With the recent return to schools in the United Kingdom, and the overall success of the vaccination programs running up and down the country, much has been made of the risk of another wave in this next phase of re-opening. Children and young adults have been schooled where possible remotely, and a minority of pupils who could not work at home were permitted to visits schools throughout the lockdowns. In government narratives, much of the conversation around schools has not been around the risk to children themselves, but more in the ‘foundations’ of infection which can be facilitated through mass gatherings in school settings. Although the UK is improving and in a better place than early January, where hospitals met capacity – there is still a precarious situation. The government has installed 5-week periods of pause between reopening and restriction easing to assess the ongoing effect of these closures – with fears that rising infections rates in school could cause another surge.
As overwhelming percentages of at-risk populations are now vaccinated, there is less risk of high mortality where children may spread coronavirus to their elderly relatives or carers. Yet, although rare, there are numerous reports of significant impact to children’s health when they contract coronavirus, Long covid has been identified as a significant after effect of coronavirus, yet it is not known exactly what the incidence of this condition is. In a recent poll by the ONS in December, short term and long-term side effects were estimated as follows;
These statistics were likely taken from adults due to complexities in self-reporting of children, particularly younger children who may struggle to communicate nuance in their symptoms and overall health. It is likely, too, that children and adults will experience different manifestations if their conditions persist post-infection, due to physiological and immunological differences.
Coronavirus has brought to light a long-known area of medicine which struggles to make significant bounds and progress due to the complexity of the human body. Long-covid is one of many post-viral syndromes which can manifest with infections – people will be most common with glandular fever and the tiredness which can prevail for months and years post infection. Infection by other viral pathogens like cytomegalovirus, a particular bad strain of influenza and other viruses can all cause chronic fatigue, persistent malaise and conditions like ME (Myalgic Encephalomyelitis).
There have been a number of reports of children developing the serious auto-immune condition or a novel proxy now called “paediatric multisystem inflammatory syndrome'”. In children, where this condition does manifest, there is significant inflammation, multiple organ dysfunction and other main symptoms like fever and fatigue. These symptoms are managed conservatively to relieve symptoms and reduce the over-activation of the immune system which is often to blame in auto-immune disorder.

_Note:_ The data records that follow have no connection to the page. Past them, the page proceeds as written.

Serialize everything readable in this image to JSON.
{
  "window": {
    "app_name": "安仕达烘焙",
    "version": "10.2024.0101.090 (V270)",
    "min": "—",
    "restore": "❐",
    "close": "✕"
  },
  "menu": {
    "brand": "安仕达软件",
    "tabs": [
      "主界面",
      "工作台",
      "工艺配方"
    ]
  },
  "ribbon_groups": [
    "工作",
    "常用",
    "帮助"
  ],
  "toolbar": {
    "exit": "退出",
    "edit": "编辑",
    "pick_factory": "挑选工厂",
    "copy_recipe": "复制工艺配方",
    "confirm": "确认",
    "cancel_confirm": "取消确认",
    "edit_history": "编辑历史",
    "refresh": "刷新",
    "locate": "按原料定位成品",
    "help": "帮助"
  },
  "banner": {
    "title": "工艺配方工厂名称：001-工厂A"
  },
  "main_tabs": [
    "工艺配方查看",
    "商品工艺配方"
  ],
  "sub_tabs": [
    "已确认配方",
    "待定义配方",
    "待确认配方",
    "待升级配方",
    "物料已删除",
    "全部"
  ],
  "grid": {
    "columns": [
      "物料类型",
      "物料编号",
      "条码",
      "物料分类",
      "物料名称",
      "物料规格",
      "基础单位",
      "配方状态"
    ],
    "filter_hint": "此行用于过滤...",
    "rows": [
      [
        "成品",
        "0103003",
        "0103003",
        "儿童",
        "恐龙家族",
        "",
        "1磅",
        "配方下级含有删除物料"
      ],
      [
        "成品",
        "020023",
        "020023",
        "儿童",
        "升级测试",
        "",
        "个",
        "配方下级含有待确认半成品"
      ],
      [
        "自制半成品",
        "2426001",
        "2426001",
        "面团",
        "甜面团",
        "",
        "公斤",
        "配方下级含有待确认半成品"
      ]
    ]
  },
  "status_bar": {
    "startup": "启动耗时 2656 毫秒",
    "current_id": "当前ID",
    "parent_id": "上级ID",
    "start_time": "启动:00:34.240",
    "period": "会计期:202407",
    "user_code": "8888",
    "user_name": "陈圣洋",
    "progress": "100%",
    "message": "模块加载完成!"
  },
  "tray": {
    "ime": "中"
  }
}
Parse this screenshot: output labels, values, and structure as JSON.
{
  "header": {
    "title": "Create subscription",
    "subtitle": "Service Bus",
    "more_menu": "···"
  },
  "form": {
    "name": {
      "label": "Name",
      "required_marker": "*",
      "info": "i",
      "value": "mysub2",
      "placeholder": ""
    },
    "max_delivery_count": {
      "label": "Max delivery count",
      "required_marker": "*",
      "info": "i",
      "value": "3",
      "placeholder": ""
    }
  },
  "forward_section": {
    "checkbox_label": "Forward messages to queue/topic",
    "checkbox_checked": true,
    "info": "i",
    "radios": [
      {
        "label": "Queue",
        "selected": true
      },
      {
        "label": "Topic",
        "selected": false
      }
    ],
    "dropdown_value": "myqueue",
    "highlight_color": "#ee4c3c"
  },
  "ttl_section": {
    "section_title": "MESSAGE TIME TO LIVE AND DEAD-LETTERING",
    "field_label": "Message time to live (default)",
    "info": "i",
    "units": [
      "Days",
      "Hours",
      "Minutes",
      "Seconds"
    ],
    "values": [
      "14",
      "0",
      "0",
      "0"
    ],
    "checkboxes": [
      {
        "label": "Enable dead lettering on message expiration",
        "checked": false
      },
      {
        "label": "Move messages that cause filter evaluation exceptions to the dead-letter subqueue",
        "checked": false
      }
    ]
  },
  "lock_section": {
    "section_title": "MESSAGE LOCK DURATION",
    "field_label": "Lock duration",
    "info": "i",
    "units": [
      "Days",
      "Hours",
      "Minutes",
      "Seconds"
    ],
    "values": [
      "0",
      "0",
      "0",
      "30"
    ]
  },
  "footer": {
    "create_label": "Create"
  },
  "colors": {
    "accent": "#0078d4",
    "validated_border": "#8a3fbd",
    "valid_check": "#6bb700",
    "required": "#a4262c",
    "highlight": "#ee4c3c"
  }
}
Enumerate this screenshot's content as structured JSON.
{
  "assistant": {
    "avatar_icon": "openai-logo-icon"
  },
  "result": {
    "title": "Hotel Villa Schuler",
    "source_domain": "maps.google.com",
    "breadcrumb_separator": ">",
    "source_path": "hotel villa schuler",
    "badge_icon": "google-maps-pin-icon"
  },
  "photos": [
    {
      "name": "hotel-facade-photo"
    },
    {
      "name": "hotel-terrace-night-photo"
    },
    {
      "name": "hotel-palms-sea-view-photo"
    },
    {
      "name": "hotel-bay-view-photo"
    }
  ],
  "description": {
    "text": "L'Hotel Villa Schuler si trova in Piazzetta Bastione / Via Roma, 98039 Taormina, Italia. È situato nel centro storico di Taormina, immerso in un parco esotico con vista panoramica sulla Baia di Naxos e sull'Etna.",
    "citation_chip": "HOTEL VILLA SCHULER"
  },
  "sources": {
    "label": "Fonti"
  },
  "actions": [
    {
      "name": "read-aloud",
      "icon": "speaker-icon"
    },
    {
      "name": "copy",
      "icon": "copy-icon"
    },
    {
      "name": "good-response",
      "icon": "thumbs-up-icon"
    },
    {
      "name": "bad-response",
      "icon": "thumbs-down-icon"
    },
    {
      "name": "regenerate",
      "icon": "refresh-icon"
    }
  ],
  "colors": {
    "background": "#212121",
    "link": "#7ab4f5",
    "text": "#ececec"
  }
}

Although there can be serious complications from COVID-19, the prevalence of these for children is extremely low. However, the manifestations in those children who do develop an auto-immune response to COVID-19 should serve as a reason to remember that social distancing, restrictions and measures must stay in place until significant immunity of the population has been achieved. The common narrative is that coronavirus is only associated with mortality in elderly people, but there can be serious and wide-reaching consequences for any age of individual who contracts coronavirus.